Task prompt ▸ The records below must be copied in full, exactly as they read.

________________________________________

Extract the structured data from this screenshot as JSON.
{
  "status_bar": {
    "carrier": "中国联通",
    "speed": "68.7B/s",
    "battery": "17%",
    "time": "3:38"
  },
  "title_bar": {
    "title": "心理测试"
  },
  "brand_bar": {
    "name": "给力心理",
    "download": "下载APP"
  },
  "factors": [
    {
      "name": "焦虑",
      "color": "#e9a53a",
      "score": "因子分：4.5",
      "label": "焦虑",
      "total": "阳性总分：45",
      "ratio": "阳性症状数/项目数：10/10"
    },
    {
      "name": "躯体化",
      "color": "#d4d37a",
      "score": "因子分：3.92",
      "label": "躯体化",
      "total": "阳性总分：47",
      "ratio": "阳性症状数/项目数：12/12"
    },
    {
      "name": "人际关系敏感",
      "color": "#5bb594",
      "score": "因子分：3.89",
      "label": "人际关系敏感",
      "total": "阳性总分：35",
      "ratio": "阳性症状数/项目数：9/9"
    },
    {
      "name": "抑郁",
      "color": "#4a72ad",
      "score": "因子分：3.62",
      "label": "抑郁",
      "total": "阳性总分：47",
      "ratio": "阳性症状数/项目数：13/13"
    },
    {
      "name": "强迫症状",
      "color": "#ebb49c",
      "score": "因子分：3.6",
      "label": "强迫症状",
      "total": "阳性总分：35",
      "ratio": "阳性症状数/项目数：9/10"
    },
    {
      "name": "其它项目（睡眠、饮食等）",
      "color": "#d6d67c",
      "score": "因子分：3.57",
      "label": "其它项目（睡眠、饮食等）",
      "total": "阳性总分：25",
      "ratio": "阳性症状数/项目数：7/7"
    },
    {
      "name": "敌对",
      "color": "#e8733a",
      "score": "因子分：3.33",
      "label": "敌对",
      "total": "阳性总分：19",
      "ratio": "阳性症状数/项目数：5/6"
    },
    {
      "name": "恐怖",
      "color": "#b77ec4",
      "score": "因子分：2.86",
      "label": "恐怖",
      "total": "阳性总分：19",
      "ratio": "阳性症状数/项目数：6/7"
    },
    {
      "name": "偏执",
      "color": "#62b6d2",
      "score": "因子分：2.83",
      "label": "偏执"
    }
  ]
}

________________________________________

Task output ▸
Extract the structured data from this screenshot as JSON.
{
  "status_bar": {
    "carrier": "中国联通",
    "speed": "68.7B/s",
    "battery": "17%",
    "time": "3:38"
  },
  "title_bar": {
    "title": "心理测试"
  },
  "brand_bar": {
    "name": "给力心理",
    "download": "下载APP"
  },
  "factors": [
    {
      "name": "焦虑",
      "color": "#e9a53a",
      "score": "因子分：4.5",
      "label": "焦虑",
      "total": "阳性总分：45",
      "ratio": "阳性症状数/项目数：10/10"
    },
    {
      "name": "躯体化",
      "color": "#d4d37a",
      "score": "因子分：3.92",
      "label": "躯体化",
      "total": "阳性总分：47",
      "ratio": "阳性症状数/项目数：12/12"
    },
    {
      "name": "人际关系敏感",
      "color": "#5bb594",
      "score": "因子分：3.89",
      "label": "人际关系敏感",
      "total": "阳性总分：35",
      "ratio": "阳性症状数/项目数：9/9"
    },
    {
      "name": "抑郁",
      "color": "#4a72ad",
      "score": "因子分：3.62",
      "label": "抑郁",
      "total": "阳性总分：47",
      "ratio": "阳性症状数/项目数：13/13"
    },
    {
      "name": "强迫症状",
      "color": "#ebb49c",
      "score": "因子分：3.6",
      "label": "强迫症状",
      "total": "阳性总分：35",
      "ratio": "阳性症状数/项目数：9/10"
    },
    {
      "name": "其它项目（睡眠、饮食等）",
      "color": "#d6d67c",
      "score": "因子分：3.57",
      "label": "其它项目（睡眠、饮食等）",
      "total": "阳性总分：25",
      "ratio": "阳性症状数/项目数：7/7"
    },
    {
      "name": "敌对",
      "color": "#e8733a",
      "score": "因子分：3.33",
      "label": "敌对",
      "total": "阳性总分：19",
      "ratio": "阳性症状数/项目数：5/6"
    },
    {
      "name": "恐怖",
      "color": "#b77ec4",
      "score": "因子分：2.86",
      "label": "恐怖",
      "total": "阳性总分：19",
      "ratio": "阳性症状数/项目数：6/7"
    },
    {
      "name": "偏执",
      "color": "#62b6d2",
      "score": "因子分：2.83",
      "label": "偏执"
    }
  ]
}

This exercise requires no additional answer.